The Naked Grouse was my second choice. This expression of Famous Grouse contains more single malt whisky aged in Sherry butts, so one would expect a sweeter, richer taste. I did detect a sliver of Sherried goodness in the Naked Grouse but it was moderated by the unwelcome grain whisky flavor so common in blended whiskies. Finally, the Black Grouse contains a higher proportion of Islay single malts that impart a subtle smokiness. To be honest, I didn’t find any peaty whisky in this half dram. Too much Ardbeg Uigeadail perhaps?

The Famous Grouse tasting ended and another part of the tour began. We filed upstairs into a darkened theatre that reminded me of the Soarin’ ride at Disney World’s Epcot. The show aimed to convey the feeling of flying (like a grouse, I presume) among The Edrington Group’s important locales – places like Crieff, the River Spey, and Orkney – and mixed in ad spots for their beverages. I’m not quite sure what the point was other than to show off the technology, which, frankly, could use some updating, and hit the tour-goers with more branding. If you’re prone to motion sickness, beware.

The Famous Grouse Experience wrapped up in the gift shop where we were each poured a half dram of Glenturret 10 Year Old single malt. Less than 10% of Glenturret’s production goes to its single malt; the rest goes to blends like Famous Grouse. On the nose it was quite citrusy with cereal notes and bitter herbs. The palate didn’t live up to the promise of the nose. Oak and cut hay overpowered the moderate malty sweetness.

Others on our tour continued on to additional tastings, which I assume is part of the higher-end tours, but my dad and I spent a few minutes browsing around the massive gift shop reflecting on the tour. Had I come to a new appreciation of blended whisky?
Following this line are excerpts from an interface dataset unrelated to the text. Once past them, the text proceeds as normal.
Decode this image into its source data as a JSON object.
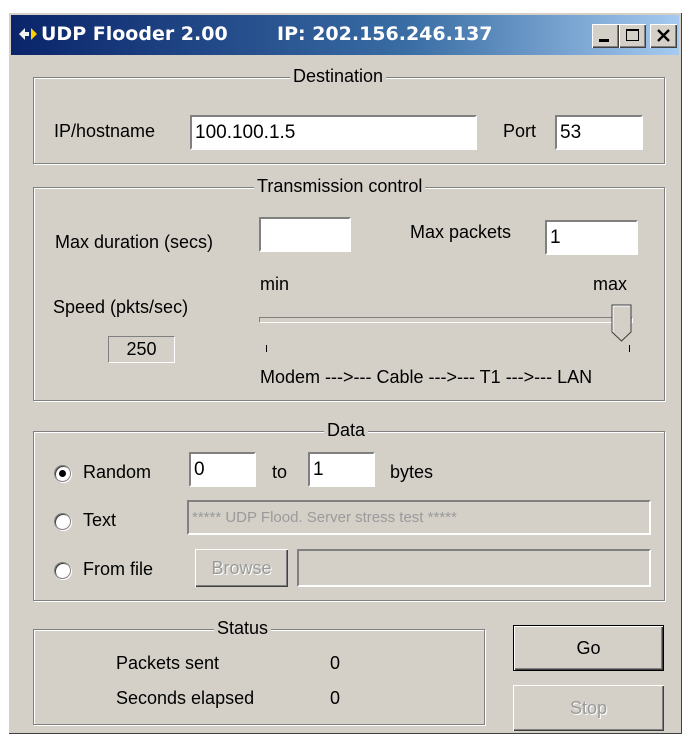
{
  "window": {
    "title": "UDP Flooder 2.00",
    "ip_label": "IP: 202.156.246.137",
    "controls": [
      "minimize",
      "maximize",
      "close"
    ]
  },
  "destination": {
    "legend": "Destination",
    "ip_label": "IP/hostname",
    "ip_value": "100.100.1.5",
    "port_label": "Port",
    "port_value": "53"
  },
  "transmission": {
    "legend": "Transmission control",
    "max_duration_label": "Max duration (secs)",
    "max_duration_value": "",
    "max_packets_label": "Max packets",
    "max_packets_value": "1",
    "speed_label": "Speed (pkts/sec)",
    "speed_value": "250",
    "slider_min": "min",
    "slider_max": "max",
    "slider_level": 1.0,
    "scale_text": "Modem --->--- Cable --->--- T1 --->--- LAN"
  },
  "data": {
    "legend": "Data",
    "random_label": "Random",
    "random_from": "0",
    "to_label": "to",
    "random_to": "1",
    "bytes_label": "bytes",
    "text_label": "Text",
    "text_value": "***** UDP Flood. Server stress test *****",
    "file_label": "From file",
    "browse_label": "Browse",
    "file_value": "",
    "selected": "random"
  },
  "status": {
    "legend": "Status",
    "packets_label": "Packets sent",
    "packets_value": "0",
    "seconds_label": "Seconds elapsed",
    "seconds_value": "0"
  },
  "buttons": {
    "go_label": "Go",
    "stop_label": "Stop"
  }
}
In a word, no. But I did realize what I don’t like about most of them, and that’s the neutral grain whisky used to make the malt whisky go farther. It has a neck-seizing quality that reminds of me bad nights in college. The Famous Grouse Experience, however, hit a lot of different notes and makes a good visit for Famous Grouse fans and anyone looking to take their first flight into the world of Scotch whisky.

Disclosure: The Edrington Group provided my father and me with complimentary tours.
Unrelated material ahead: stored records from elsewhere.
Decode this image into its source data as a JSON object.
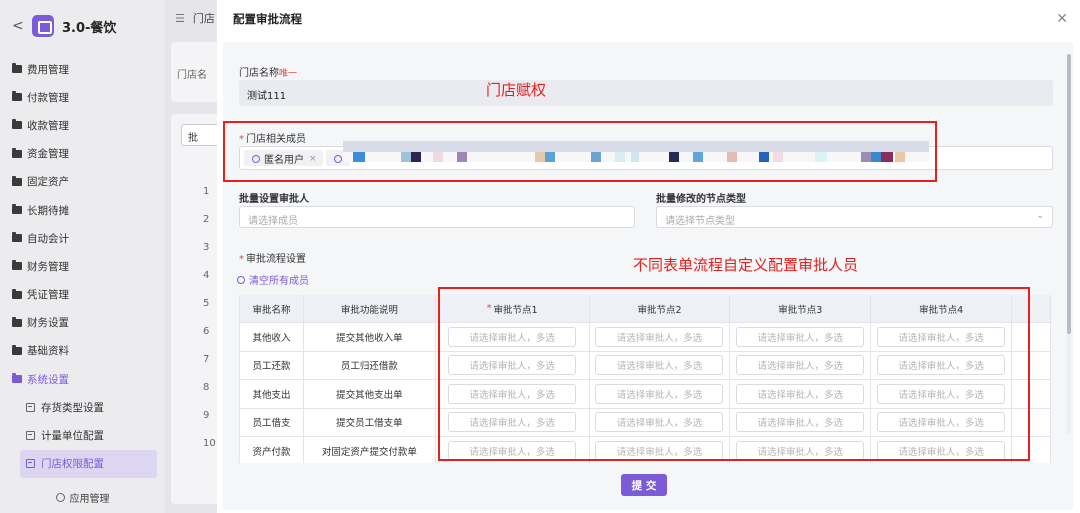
{
  "sidebar": {
    "back_label": "<",
    "app_title": "3.0-餐饮",
    "items": [
      {
        "label": "费用管理"
      },
      {
        "label": "付款管理"
      },
      {
        "label": "收款管理"
      },
      {
        "label": "资金管理"
      },
      {
        "label": "固定资产"
      },
      {
        "label": "长期待摊"
      },
      {
        "label": "自动会计"
      },
      {
        "label": "财务管理"
      },
      {
        "label": "凭证管理"
      },
      {
        "label": "财务设置"
      },
      {
        "label": "基础资料"
      },
      {
        "label": "系统设置"
      }
    ],
    "subitems": [
      {
        "label": "存货类型设置"
      },
      {
        "label": "计量单位配置"
      },
      {
        "label": "门店权限配置"
      }
    ],
    "footer_label": "应用管理"
  },
  "background": {
    "header": "门店",
    "store_name_label": "门店名",
    "batch_button": "批",
    "row_numbers": [
      "1",
      "2",
      "3",
      "4",
      "5",
      "6",
      "7",
      "8",
      "9",
      "10"
    ]
  },
  "modal": {
    "title": "配置审批流程",
    "store_name_label": "门店名称",
    "store_name_tag": "唯一",
    "store_name_value": "测试111",
    "members_label": "门店相关成员",
    "member_chip": "匿名用户",
    "batch_approver_label": "批量设置审批人",
    "batch_approver_placeholder": "请选择成员",
    "node_type_label": "批量修改的节点类型",
    "node_type_placeholder": "请选择节点类型",
    "flow_label": "审批流程设置",
    "clear_label": "清空所有成员",
    "table": {
      "headers": [
        "审批名称",
        "审批功能说明",
        "审批节点1",
        "审批节点2",
        "审批节点3",
        "审批节点4"
      ],
      "cell_placeholder": "请选择审批人，多选",
      "rows": [
        {
          "name": "其他收入",
          "desc": "提交其他收入单"
        },
        {
          "name": "员工还款",
          "desc": "员工归还借款"
        },
        {
          "name": "其他支出",
          "desc": "提交其他支出单"
        },
        {
          "name": "员工借支",
          "desc": "提交员工借支单"
        },
        {
          "name": "资产付款",
          "desc": "对固定资产提交付款单"
        }
      ]
    },
    "submit_label": "提 交"
  },
  "annotations": {
    "store_grant": "门店赋权",
    "custom_approver": "不同表单流程自定义配置审批人员"
  },
  "colors": {
    "accent": "#7b5cd6",
    "annotation": "#e5201e"
  }
}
AdrianNo Gravatar October 24, 2012 at 10:48 PM

very good article, thanks pal

KenNo Gravatar August 22, 2012 at 6:57 AM

I can’t disagree with your assessment. It was a somewhat odd tour and the products were undistinguished, even the Glenturret single malt which was rather thin and lacking in complexity, I thought. The setting in which the distillery sits was quite beautiful, however.
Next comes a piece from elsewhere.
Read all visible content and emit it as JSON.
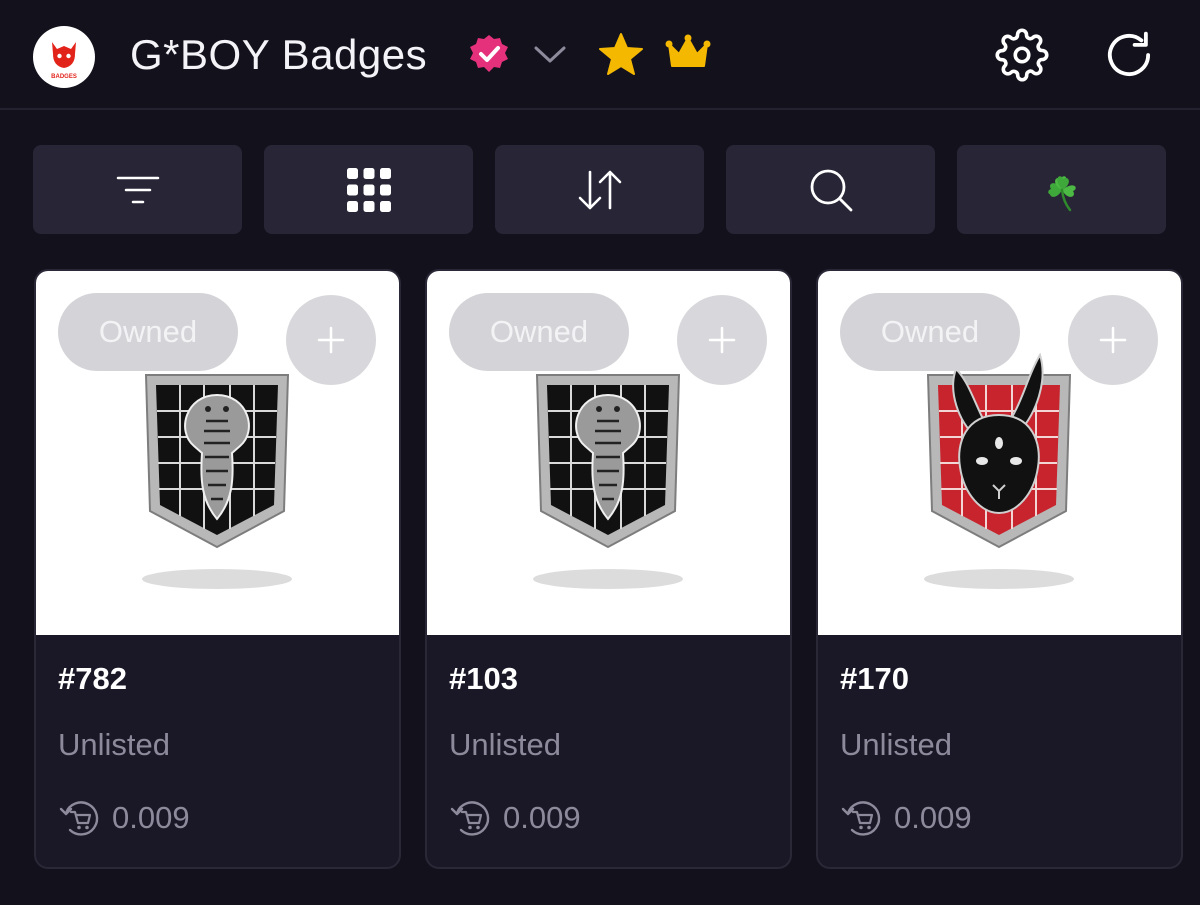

Keith SavageNo Gravatar August 22, 2012 at 7:32 AM

It is a truly beautiful area and one I think gets overlooked too often.

Comments on this entry are closed.

Previous post:

Next post: